Our campsite the second night was on a small mountain (large hill? raised area?) between the fork of two river branches. Literally, you stood at our tent and saw a river below you on either side. It was totally secluded and we slept to the burbling of the water. . .and the buzzing of the numerous bees that, fortunately, stayed outside the tent. This is the view upstream on one side.

Our first evening's hike was along a trail fringed with this small flowering tree, mountain laurel. The cup-like buds were really unique.

Kevin took this great shot from one of the waterfall overlooks.

Catalog of Wildlife

While backpacking, we kept a running catalog of the impressive array of wildlife we spotted, not including numerous bees, flies, gnats, mosquitoes, and other insects or arachnids. The List:
    deer -- about a dozen does and 2 young bucks
    various butterflies, some quite large
    toads, 2 small rust-colored and one larger one
    Scarlet Tanager
    bird of prey (perhaps a Peregrin Falcon?) with snake in beak
    one very fuzzy caterpillar, as well as the more frequently spotted tree-dwellers
    two mice
    ground squirrel
    black bear
    marmot (alive, for a change. . .not roadkill

The black bear (!) actually walked right through our secluded, backcountry campsite--about 20 yards from where we were seated near our tent. We would have loved to get a picture, but it was (thankfully) ambling THROUGH and not TOWARD our immediate surroundings, and we didn't think it wise to chase it with a camera. It was really neat, but we're glad he kept on walking.

Here are some that we did get pictures of:

one young buck

the larger toad

the Scarlet Tanager--it's hard to see, I know, but look for the splash of red in the center. He stayed in the trees above us for 5 or 10 minutes during one of our (frequent) breaks. He was beautiful and amazing.

my really fuzzy--and slightly blurry--caterpillar


Quote of the Day

. . .from (yet another) birth video in the Bradley class.

Doctor to Patient: "You'll have a baby soon, if you keep your fingers crossed and your legs uncrossed."

hee hee hee hee
Tell me that's not funny.


Right at Home

When I went to the grocery store this afternoon, it was hot and sunny. When I came out roughly an hour later, the sky was dark and ominous and heavy--you Oklahoma residents know exactly what I mean. I thought, "Hmmm. . .if we were in Oklahoma, I'd say there were a tornado watch. But I guess it's just a thunderstorm moving in."

By the time I loaded my groceries, put away my cart, got in the car, and made it onto the highway, there was an emergency weather alert on the radio. What do you know? Tornado warnings!
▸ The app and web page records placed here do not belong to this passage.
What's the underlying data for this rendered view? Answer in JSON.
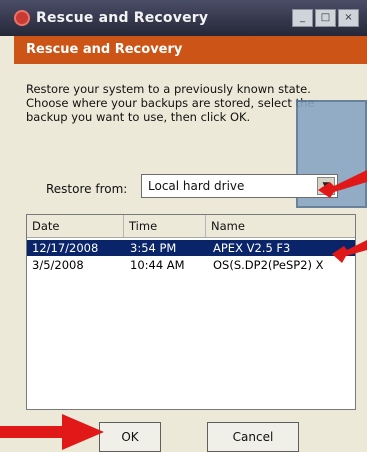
{
  "window": {
    "title": "Rescue and Recovery",
    "controls": [
      "_",
      "□",
      "×"
    ]
  },
  "header": {
    "title": "Rescue and Recovery"
  },
  "instructions": "Restore your system to a previously known state. Choose where your backups are stored, select the backup you want to use, then click OK.",
  "restore_from": {
    "label": "Restore from:",
    "value": "Local hard drive"
  },
  "table": {
    "columns": [
      "Date",
      "Time",
      "Name"
    ],
    "rows": [
      {
        "date": "12/17/2008",
        "time": "3:54 PM",
        "name": "APEX V2.5 F3",
        "selected": true
      },
      {
        "date": "3/5/2008",
        "time": "10:44 AM",
        "name": "OS(S.DP2(PeSP2) X",
        "selected": false
      }
    ]
  },
  "buttons": {
    "ok": "OK",
    "cancel": "Cancel"
  },
  "colors": {
    "header": "#cc5416",
    "selection": "#0a246a",
    "annotation_arrow": "#e01818"
  }
}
Actual rotations and everything.

Yep, right at home.


Birthdays and Showers

I've been able to decorate again recently, so here are some pictures. The first is a joint wedding shower cake for 2 couples at church. The others are birthday cakes for Jen's 1-year-old twins, which she let me help decorate. Aren't they adorable? (The twins, that is)